In search of public support, it is not advisable for office-seekers to give out publicity. That could be interpreted as a political propaganda campaign, and as such, engaging in an illegal election activity, and could result in criminal prosecution for commission of a felony.
Despite these obstacles, it is possible that one of the candidates could actually be elected as a Municipal Delegate. But from that position can he promote the desired change?
The Constitution of the Republic recognizes that the Assemblies of the People’s Power, which include the municipal assemblies, are the higher local bodies of state power, invested with the highest authority to run the government in their jurisdictions.
For them to enact valid and effective legislation requires a simple majority vote. As a consequence, the number of candidates for change presumably elected must be greater than half of the members that make up the representative body. Only then will their proposals be adopted as legislation with significance.
Another question is whether the municipal assemblies have real decision-making power to promote democratic change in the country.
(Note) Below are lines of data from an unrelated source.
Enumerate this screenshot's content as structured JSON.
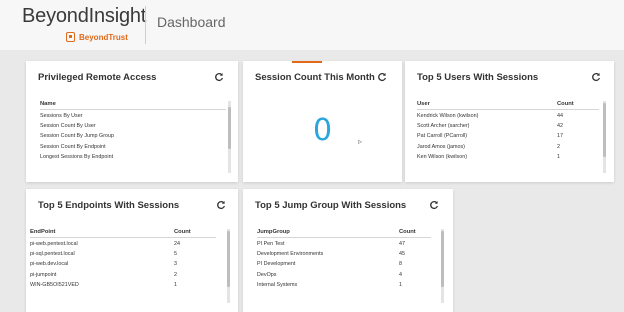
{
  "header": {
    "app_title": "BeyondInsight",
    "vendor": "BeyondTrust",
    "page_title": "Dashboard"
  },
  "widgets": {
    "privileged_remote_access": {
      "title": "Privileged Remote Access",
      "column": "Name",
      "items": [
        "Sessions By User",
        "Session Count By User",
        "Session Count By Jump Group",
        "Session Count By Endpoint",
        "Longest Sessions By Endpoint"
      ]
    },
    "session_count": {
      "title": "Session Count This Month",
      "value": "0"
    },
    "top_users": {
      "title": "Top 5 Users With Sessions",
      "columns": [
        "User",
        "Count"
      ],
      "rows": [
        [
          "Kendrick Wilson (kwilson)",
          "44"
        ],
        [
          "Scott Archer (sarcher)",
          "42"
        ],
        [
          "Pat Carroll (PCarroll)",
          "17"
        ],
        [
          "Jarod Amos (jamos)",
          "2"
        ],
        [
          "Ken Wilson (kwilson)",
          "1"
        ]
      ]
    },
    "top_endpoints": {
      "title": "Top 5 Endpoints With Sessions",
      "columns": [
        "EndPoint",
        "Count"
      ],
      "rows": [
        [
          "pi-web.pentest.local",
          "24"
        ],
        [
          "pi-sql.pentest.local",
          "5"
        ],
        [
          "pi-web.dev.local",
          "3"
        ],
        [
          "pi-jumpoint",
          "2"
        ],
        [
          "WIN-GB5OI521VED",
          "1"
        ]
      ]
    },
    "top_jump_groups": {
      "title": "Top 5 Jump Group With Sessions",
      "columns": [
        "JumpGroup",
        "Count"
      ],
      "rows": [
        [
          "PI Pen Test",
          "47"
        ],
        [
          "Development Environments",
          "45"
        ],
        [
          "PI Development",
          "8"
        ],
        [
          "DevOps",
          "4"
        ],
        [
          "Internal Systems",
          "1"
        ]
      ]
    }
  },
  "colors": {
    "accent": "#e06a1a",
    "count_blue": "#29a6dd"
  },
  "icons": {
    "refresh": "refresh-icon",
    "logo": "beyondtrust-logo-icon"
  }
}
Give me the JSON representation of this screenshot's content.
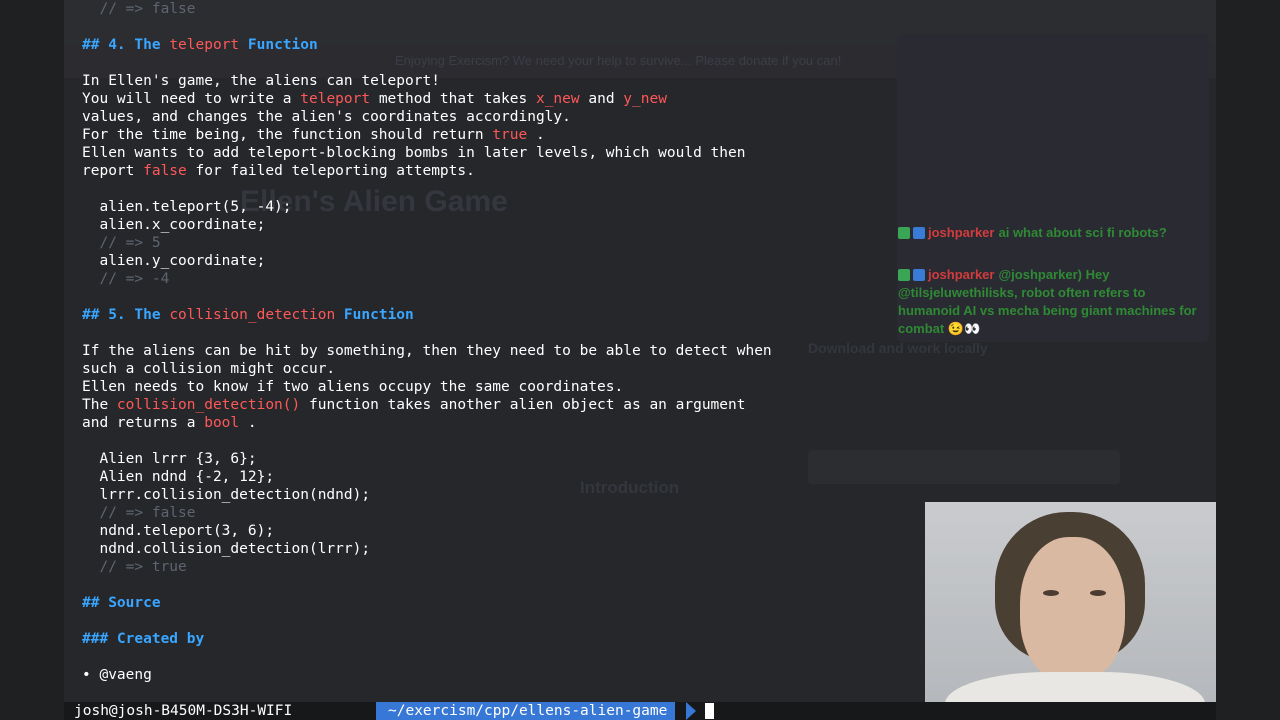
{
  "background": {
    "banner_text": "Enjoying Exercism? We need your help to survive... Please donate if you can!",
    "page_title": "Ellen's Alien Game",
    "section_title": "Introduction",
    "side_title": "Download and work locally"
  },
  "chat": [
    {
      "user": "joshparker",
      "message": "ai what about sci fi robots?",
      "emoji": ""
    },
    {
      "user": "joshparker",
      "message": "@joshparker) Hey @tilsjeluwethilisks, robot often refers to humanoid AI vs mecha being giant machines for combat",
      "emoji": "😉👀"
    }
  ],
  "terminal": {
    "lines": [
      {
        "segments": [
          {
            "t": "  // => false",
            "c": "dim"
          }
        ]
      },
      {
        "segments": []
      },
      {
        "segments": [
          {
            "t": "## 4. The ",
            "c": "h"
          },
          {
            "t": "teleport",
            "c": "hl"
          },
          {
            "t": " Function",
            "c": "h"
          }
        ]
      },
      {
        "segments": []
      },
      {
        "segments": [
          {
            "t": "In Ellen's game, the aliens can teleport!",
            "c": ""
          }
        ]
      },
      {
        "segments": [
          {
            "t": "You will need to write a ",
            "c": ""
          },
          {
            "t": "teleport",
            "c": "hl"
          },
          {
            "t": " method that takes ",
            "c": ""
          },
          {
            "t": "x_new",
            "c": "hl"
          },
          {
            "t": " and ",
            "c": ""
          },
          {
            "t": "y_new",
            "c": "hl"
          }
        ]
      },
      {
        "segments": [
          {
            "t": "values, and changes the alien's coordinates accordingly.",
            "c": ""
          }
        ]
      },
      {
        "segments": [
          {
            "t": "For the time being, the function should return ",
            "c": ""
          },
          {
            "t": "true",
            "c": "hl"
          },
          {
            "t": " .",
            "c": ""
          }
        ]
      },
      {
        "segments": [
          {
            "t": "Ellen wants to add teleport-blocking bombs in later levels, which would then",
            "c": ""
          }
        ]
      },
      {
        "segments": [
          {
            "t": "report ",
            "c": ""
          },
          {
            "t": "false",
            "c": "hl"
          },
          {
            "t": " for failed teleporting attempts.",
            "c": ""
          }
        ]
      },
      {
        "segments": []
      },
      {
        "segments": [
          {
            "t": "  alien.teleport(5, -4);",
            "c": ""
          }
        ]
      },
      {
        "segments": [
          {
            "t": "  alien.x_coordinate;",
            "c": ""
          }
        ]
      },
      {
        "segments": [
          {
            "t": "  // => 5",
            "c": "dim"
          }
        ]
      },
      {
        "segments": [
          {
            "t": "  alien.y_coordinate;",
            "c": ""
          }
        ]
      },
      {
        "segments": [
          {
            "t": "  // => -4",
            "c": "dim"
          }
        ]
      },
      {
        "segments": []
      },
      {
        "segments": [
          {
            "t": "## 5. The ",
            "c": "h"
          },
          {
            "t": "collision_detection",
            "c": "hl"
          },
          {
            "t": " Function",
            "c": "h"
          }
        ]
      },
      {
        "segments": []
      },
      {
        "segments": [
          {
            "t": "If the aliens can be hit by something, then they need to be able to detect when",
            "c": ""
          }
        ]
      },
      {
        "segments": [
          {
            "t": "such a collision might occur.",
            "c": ""
          }
        ]
      },
      {
        "segments": [
          {
            "t": "Ellen needs to know if two aliens occupy the same coordinates.",
            "c": ""
          }
        ]
      },
      {
        "segments": [
          {
            "t": "The ",
            "c": ""
          },
          {
            "t": "collision_detection()",
            "c": "hl"
          },
          {
            "t": " function takes another alien object as an argument",
            "c": ""
          }
        ]
      },
      {
        "segments": [
          {
            "t": "and returns a ",
            "c": ""
          },
          {
            "t": "bool",
            "c": "hl"
          },
          {
            "t": " .",
            "c": ""
          }
        ]
      },
      {
        "segments": []
      },
      {
        "segments": [
          {
            "t": "  Alien lrrr {3, 6};",
            "c": ""
          }
        ]
      },
      {
        "segments": [
          {
            "t": "  Alien ndnd {-2, 12};",
            "c": ""
          }
        ]
      },
      {
        "segments": [
          {
            "t": "  lrrr.collision_detection(ndnd);",
            "c": ""
          }
        ]
      },
      {
        "segments": [
          {
            "t": "  // => false",
            "c": "dim"
          }
        ]
      },
      {
        "segments": [
          {
            "t": "  ndnd.teleport(3, 6);",
            "c": ""
          }
        ]
      },
      {
        "segments": [
          {
            "t": "  ndnd.collision_detection(lrrr);",
            "c": ""
          }
        ]
      },
      {
        "segments": [
          {
            "t": "  // => true",
            "c": "dim"
          }
        ]
      },
      {
        "segments": []
      },
      {
        "segments": [
          {
            "t": "## Source",
            "c": "h"
          }
        ]
      },
      {
        "segments": []
      },
      {
        "segments": [
          {
            "t": "### Created by",
            "c": "h"
          }
        ]
      },
      {
        "segments": []
      },
      {
        "segments": [
          {
            "t": "• @vaeng",
            "c": ""
          }
        ]
      }
    ]
  },
  "statusbar": {
    "user_host": "josh@josh-B450M-DS3H-WIFI",
    "path": "~/exercism/cpp/ellens-alien-game"
  },
  "colors": {
    "heading": "#39a6ff",
    "highlight": "#ff5858",
    "comment": "#5f6570",
    "path_bg": "#3777d6"
  }
}
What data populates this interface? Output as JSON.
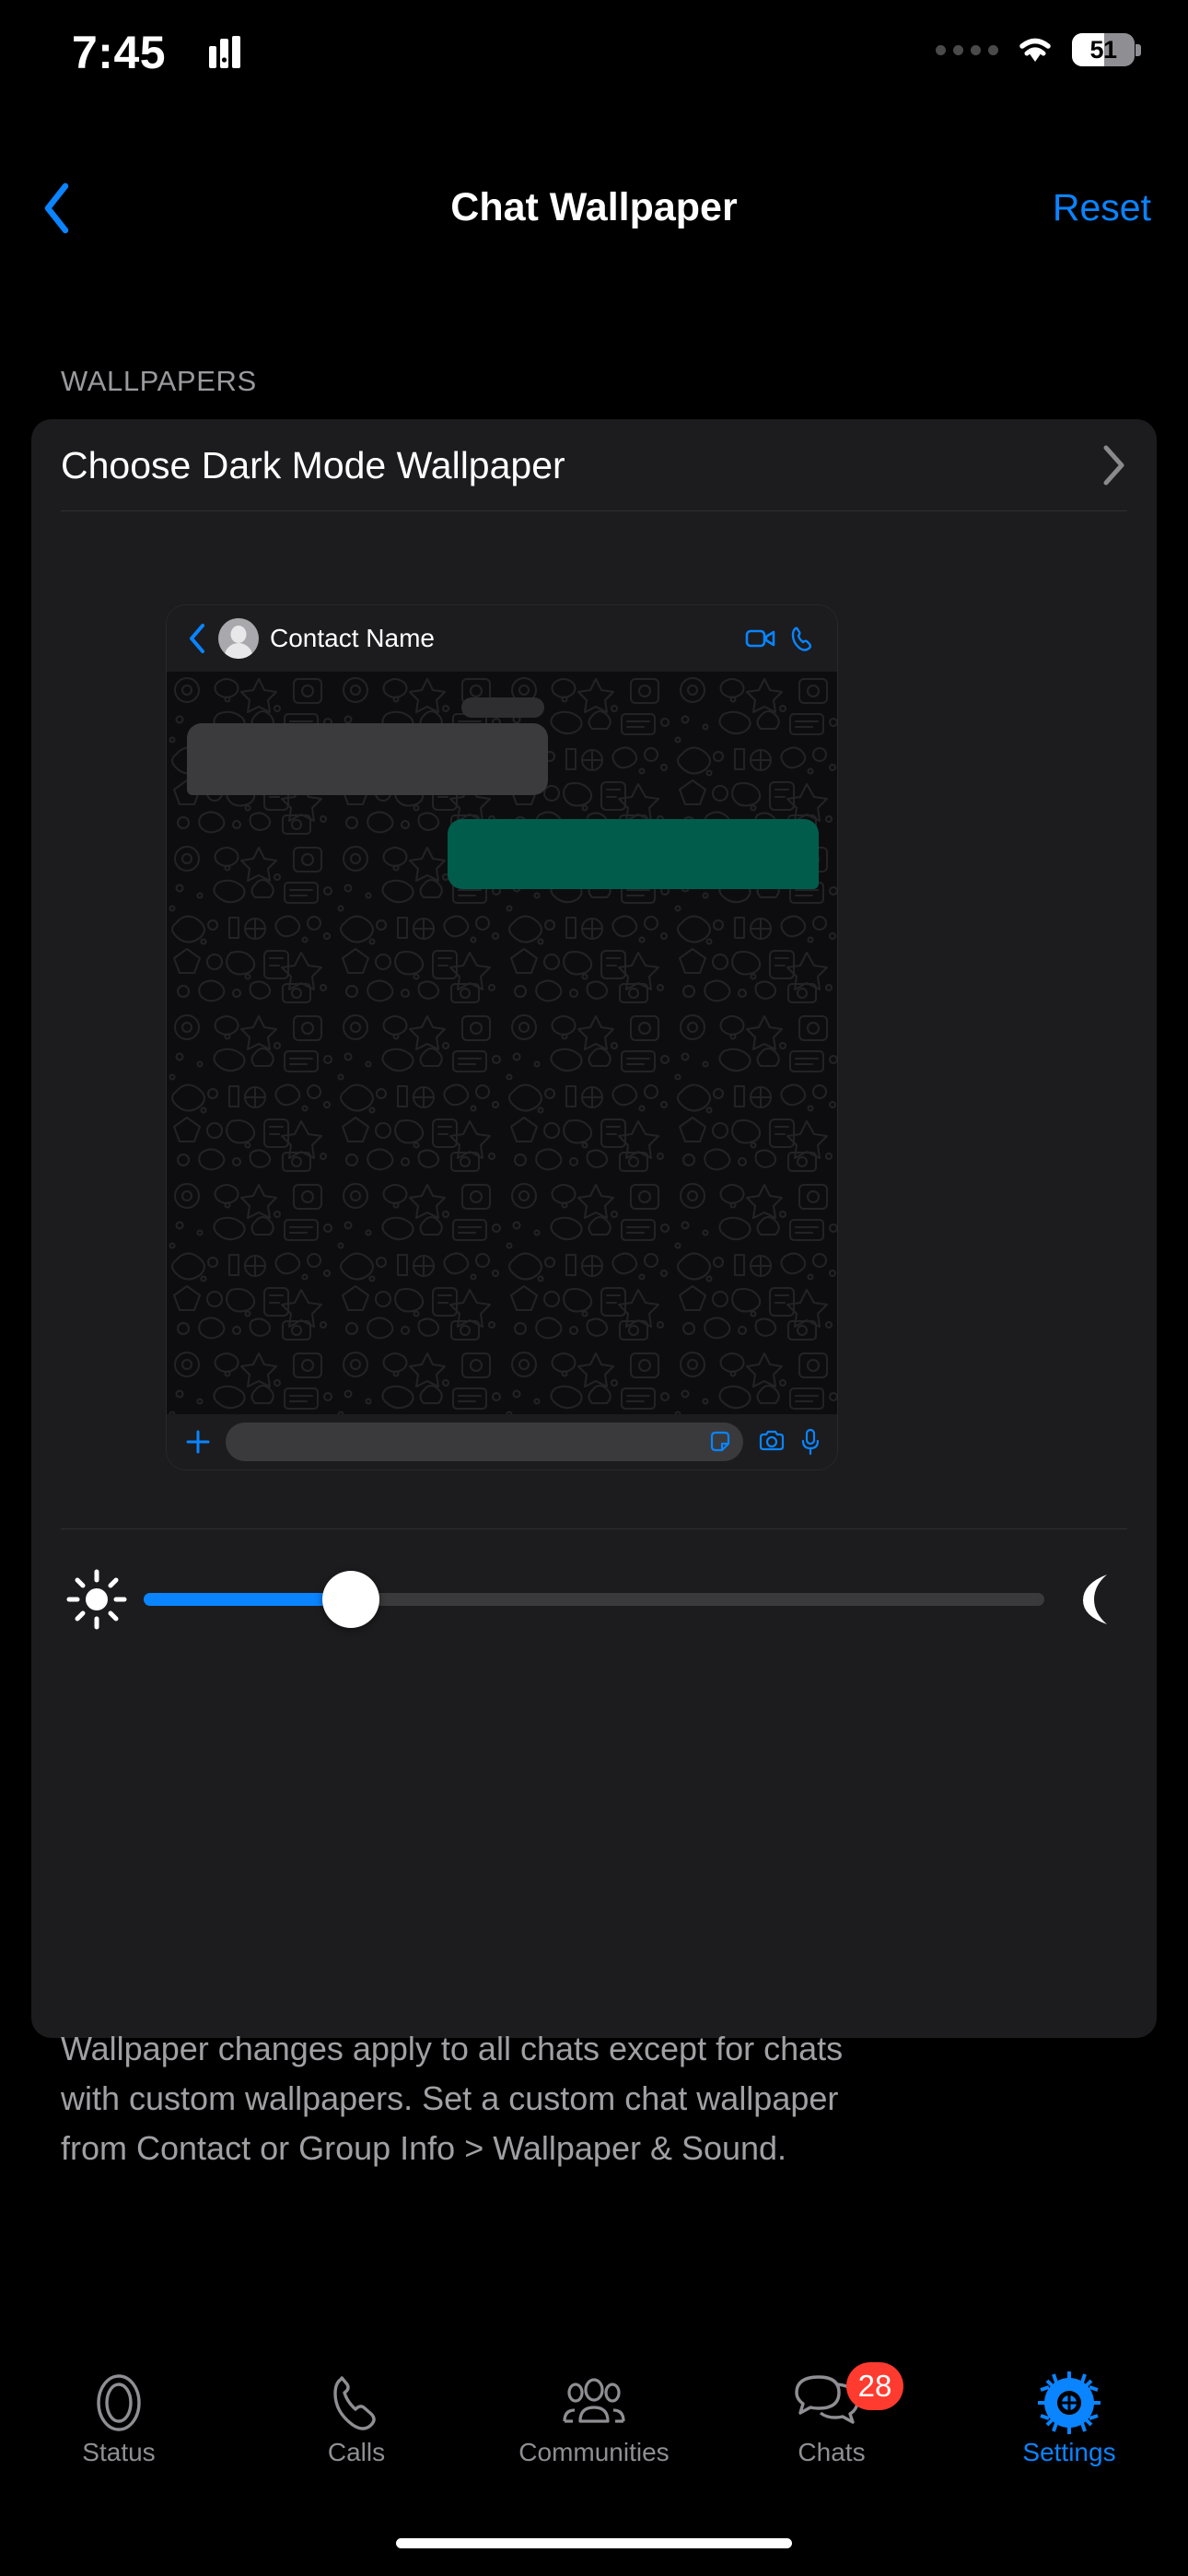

The Constitution, in establishing the operating principles and organization of state agencies, says that “inferior state bodies are responsible to higher ones and must render accounts of their work.” It is therefore very difficult for a decision of the Municipal Assembly to go against what the State Council decides, for example.
Even if we can remain optimistic and try to make people understand the real meaning of the mandate given to the delegates: the assemblies are accountable, not just to air gripes and complaints, but to send representatives and demand efficiency in their management, and to instruct them to seek solutions and not settle for answers that justify the gross inefficiency of the system.
That would be one way to achieve change. But we must be aware that the officials would still have a trick up their sleeve: Impeachment. This legal mechanism has constitutional recognition and is expanded on in Act 89 of 1999. It has only been used once in the entire legal system.
The people’s representatives can be impeached for various reasons: repeated breach of public trust; committing acts that detract from good public opinion; engaging in conduct incompatible with the honor of being a public representative. The simple act of meeting with ‘worms’ or those disaffected with the revolution may be sufficient cause to initiate an impeachment proceeding.
I don’t want to be a wet blanket. But efforts to promote change will bear fruit only if the legislation is studied in depth, and all the pros and cons are discussed. Very ambitious projects can be idealistic. With just the right amount of naiveté.
Translated by: Tomás A.